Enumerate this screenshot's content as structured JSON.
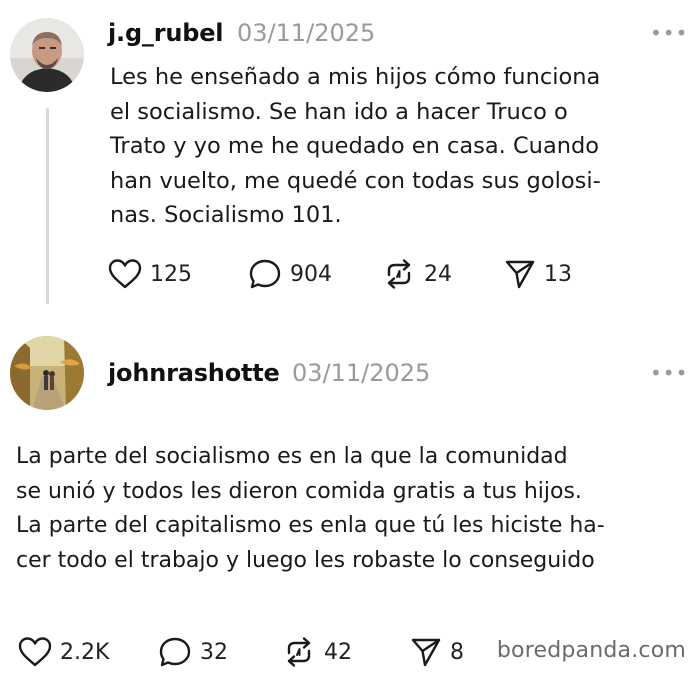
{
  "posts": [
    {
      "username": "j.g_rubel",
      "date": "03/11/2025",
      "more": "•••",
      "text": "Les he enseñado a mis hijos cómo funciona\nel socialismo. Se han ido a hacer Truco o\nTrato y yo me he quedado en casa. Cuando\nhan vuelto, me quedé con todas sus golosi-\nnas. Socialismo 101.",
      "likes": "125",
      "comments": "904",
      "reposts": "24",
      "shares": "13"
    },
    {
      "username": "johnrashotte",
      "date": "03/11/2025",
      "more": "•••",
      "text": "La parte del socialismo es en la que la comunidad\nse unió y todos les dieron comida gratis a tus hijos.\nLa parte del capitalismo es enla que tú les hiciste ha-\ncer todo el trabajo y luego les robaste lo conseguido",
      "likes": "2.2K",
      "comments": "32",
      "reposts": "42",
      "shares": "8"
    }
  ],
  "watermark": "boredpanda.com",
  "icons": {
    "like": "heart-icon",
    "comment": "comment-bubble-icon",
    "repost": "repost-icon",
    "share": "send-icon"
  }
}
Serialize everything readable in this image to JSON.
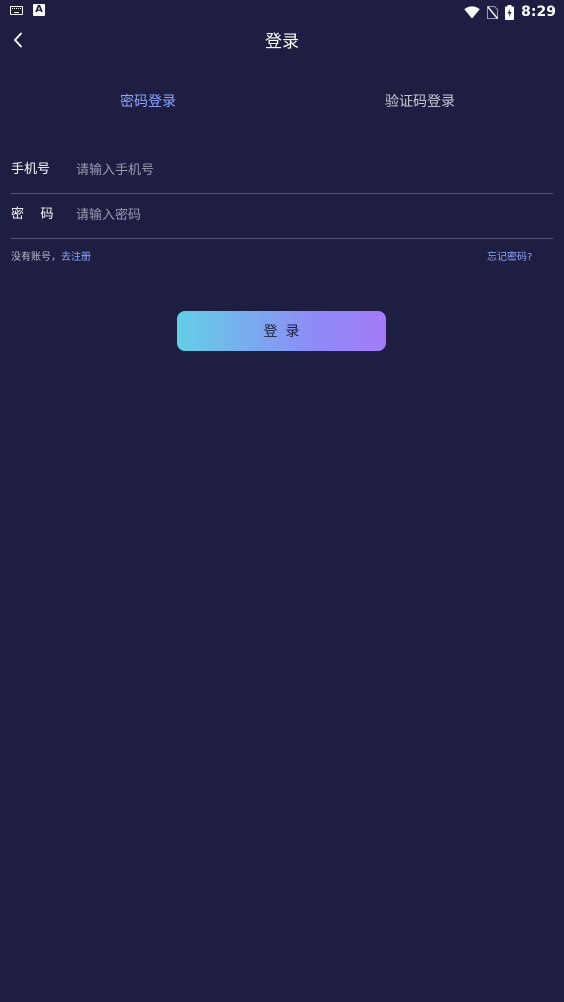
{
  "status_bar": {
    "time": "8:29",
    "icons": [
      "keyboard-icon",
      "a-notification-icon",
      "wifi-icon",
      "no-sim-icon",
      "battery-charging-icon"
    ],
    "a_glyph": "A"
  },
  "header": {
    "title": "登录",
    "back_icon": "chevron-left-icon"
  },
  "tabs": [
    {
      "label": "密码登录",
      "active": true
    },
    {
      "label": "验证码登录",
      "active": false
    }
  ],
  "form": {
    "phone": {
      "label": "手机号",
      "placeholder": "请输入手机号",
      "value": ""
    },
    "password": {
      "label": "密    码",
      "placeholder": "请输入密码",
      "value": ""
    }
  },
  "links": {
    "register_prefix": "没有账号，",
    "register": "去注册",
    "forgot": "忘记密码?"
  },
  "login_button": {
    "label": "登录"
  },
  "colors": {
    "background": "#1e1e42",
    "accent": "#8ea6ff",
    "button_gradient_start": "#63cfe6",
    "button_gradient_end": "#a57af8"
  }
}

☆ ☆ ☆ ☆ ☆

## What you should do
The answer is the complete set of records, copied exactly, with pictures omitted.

## Written answer
Enumerate this screenshot's content as structured JSON.
{
  "posts": [
    {
      "username": "j.g_rubel",
      "date": "03/11/2025",
      "more": "•••",
      "text": "Les he enseñado a mis hijos cómo funciona\nel socialismo. Se han ido a hacer Truco o\nTrato y yo me he quedado en casa. Cuando\nhan vuelto, me quedé con todas sus golosi-\nnas. Socialismo 101.",
      "likes": "125",
      "comments": "904",
      "reposts": "24",
      "shares": "13"
    },
    {
      "username": "johnrashotte",
      "date": "03/11/2025",
      "more": "•••",
      "text": "La parte del socialismo es en la que la comunidad\nse unió y todos les dieron comida gratis a tus hijos.\nLa parte del capitalismo es enla que tú les hiciste ha-\ncer todo el trabajo y luego les robaste lo conseguido",
      "likes": "2.2K",
      "comments": "32",
      "reposts": "42",
      "shares": "8"
    }
  ],
  "watermark": "boredpanda.com",
  "icons": {
    "like": "heart-icon",
    "comment": "comment-bubble-icon",
    "repost": "repost-icon",
    "share": "send-icon"
  }
}
Serialize everything readable in this image to JSON.
{
  "status_bar": {
    "time": "8:29",
    "icons": [
      "keyboard-icon",
      "a-notification-icon",
      "wifi-icon",
      "no-sim-icon",
      "battery-charging-icon"
    ],
    "a_glyph": "A"
  },
  "header": {
    "title": "登录",
    "back_icon": "chevron-left-icon"
  },
  "tabs": [
    {
      "label": "密码登录",
      "active": true
    },
    {
      "label": "验证码登录",
      "active": false
    }
  ],
  "form": {
    "phone": {
      "label": "手机号",
      "placeholder": "请输入手机号",
      "value": ""
    },
    "password": {
      "label": "密    码",
      "placeholder": "请输入密码",
      "value": ""
    }
  },
  "links": {
    "register_prefix": "没有账号，",
    "register": "去注册",
    "forgot": "忘记密码?"
  },
  "login_button": {
    "label": "登录"
  },
  "colors": {
    "background": "#1e1e42",
    "accent": "#8ea6ff",
    "button_gradient_start": "#63cfe6",
    "button_gradient_end": "#a57af8"
  }
}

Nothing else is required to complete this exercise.